(Entries from a dataset of interfaces)

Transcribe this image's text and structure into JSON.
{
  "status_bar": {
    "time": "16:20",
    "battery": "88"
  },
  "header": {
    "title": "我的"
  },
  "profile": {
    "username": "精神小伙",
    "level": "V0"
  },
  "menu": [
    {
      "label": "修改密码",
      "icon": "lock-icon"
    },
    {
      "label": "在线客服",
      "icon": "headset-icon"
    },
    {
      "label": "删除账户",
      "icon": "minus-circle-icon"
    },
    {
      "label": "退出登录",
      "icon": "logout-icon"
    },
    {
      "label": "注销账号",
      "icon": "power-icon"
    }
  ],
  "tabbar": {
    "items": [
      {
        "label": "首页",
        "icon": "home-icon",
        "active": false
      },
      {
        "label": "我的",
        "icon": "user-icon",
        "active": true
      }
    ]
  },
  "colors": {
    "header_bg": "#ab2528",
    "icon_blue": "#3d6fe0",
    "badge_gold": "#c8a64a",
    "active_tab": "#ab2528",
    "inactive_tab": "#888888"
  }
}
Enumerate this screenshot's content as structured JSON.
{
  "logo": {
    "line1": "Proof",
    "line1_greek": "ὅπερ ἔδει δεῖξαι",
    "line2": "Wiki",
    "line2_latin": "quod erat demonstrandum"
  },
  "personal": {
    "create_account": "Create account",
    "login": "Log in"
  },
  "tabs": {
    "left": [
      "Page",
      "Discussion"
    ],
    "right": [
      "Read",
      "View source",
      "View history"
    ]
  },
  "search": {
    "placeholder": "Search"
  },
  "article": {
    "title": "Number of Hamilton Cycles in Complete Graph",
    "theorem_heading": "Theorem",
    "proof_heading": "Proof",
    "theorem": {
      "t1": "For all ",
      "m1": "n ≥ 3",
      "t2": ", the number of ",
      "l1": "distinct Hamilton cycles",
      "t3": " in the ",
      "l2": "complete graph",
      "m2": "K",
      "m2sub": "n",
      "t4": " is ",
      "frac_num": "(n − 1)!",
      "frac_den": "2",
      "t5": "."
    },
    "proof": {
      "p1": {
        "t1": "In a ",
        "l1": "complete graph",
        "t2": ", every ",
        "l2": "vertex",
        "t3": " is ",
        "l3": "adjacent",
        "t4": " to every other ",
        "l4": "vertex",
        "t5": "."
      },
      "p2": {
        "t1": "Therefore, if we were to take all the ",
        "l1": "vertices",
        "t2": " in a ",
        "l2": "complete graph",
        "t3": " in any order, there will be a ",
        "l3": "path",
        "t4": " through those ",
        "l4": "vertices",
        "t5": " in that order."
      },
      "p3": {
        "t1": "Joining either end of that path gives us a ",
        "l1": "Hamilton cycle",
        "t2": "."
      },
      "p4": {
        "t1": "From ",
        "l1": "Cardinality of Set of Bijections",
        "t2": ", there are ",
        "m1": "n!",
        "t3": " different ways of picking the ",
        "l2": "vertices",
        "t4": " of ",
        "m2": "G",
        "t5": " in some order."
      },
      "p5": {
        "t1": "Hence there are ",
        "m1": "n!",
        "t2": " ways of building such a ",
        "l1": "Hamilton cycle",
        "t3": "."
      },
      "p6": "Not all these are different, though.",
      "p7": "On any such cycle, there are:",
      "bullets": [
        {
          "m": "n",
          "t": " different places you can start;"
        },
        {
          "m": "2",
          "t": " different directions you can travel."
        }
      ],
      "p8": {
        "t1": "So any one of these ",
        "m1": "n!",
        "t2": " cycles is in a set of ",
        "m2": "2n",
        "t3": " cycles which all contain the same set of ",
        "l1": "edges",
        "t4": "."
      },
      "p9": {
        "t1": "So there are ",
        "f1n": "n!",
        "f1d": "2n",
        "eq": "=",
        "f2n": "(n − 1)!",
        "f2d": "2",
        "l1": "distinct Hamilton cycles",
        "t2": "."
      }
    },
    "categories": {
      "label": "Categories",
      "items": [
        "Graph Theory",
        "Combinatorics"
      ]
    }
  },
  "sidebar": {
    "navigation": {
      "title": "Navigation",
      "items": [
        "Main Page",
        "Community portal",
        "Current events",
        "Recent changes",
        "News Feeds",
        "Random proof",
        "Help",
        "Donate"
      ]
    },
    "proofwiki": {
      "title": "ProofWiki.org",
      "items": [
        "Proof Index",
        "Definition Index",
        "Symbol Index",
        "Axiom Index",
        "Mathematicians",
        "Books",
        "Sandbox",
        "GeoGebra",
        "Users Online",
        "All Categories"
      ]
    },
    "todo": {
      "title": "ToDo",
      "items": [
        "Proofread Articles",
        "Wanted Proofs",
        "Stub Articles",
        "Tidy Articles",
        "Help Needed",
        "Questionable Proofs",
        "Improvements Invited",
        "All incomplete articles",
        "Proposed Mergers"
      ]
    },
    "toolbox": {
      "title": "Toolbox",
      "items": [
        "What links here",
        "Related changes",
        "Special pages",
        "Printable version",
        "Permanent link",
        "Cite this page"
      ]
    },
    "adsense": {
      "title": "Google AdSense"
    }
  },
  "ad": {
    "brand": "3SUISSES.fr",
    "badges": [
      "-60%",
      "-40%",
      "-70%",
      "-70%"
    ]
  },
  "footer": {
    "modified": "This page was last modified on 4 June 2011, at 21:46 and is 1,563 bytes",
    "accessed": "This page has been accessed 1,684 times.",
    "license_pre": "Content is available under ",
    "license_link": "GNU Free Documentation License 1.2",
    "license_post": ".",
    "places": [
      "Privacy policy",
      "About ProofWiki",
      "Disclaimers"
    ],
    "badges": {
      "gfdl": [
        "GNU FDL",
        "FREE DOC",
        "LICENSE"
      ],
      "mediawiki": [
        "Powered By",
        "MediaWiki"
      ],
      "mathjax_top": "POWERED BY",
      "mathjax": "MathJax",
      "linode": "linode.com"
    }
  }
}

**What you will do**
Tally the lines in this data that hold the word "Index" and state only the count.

**Answer section**
4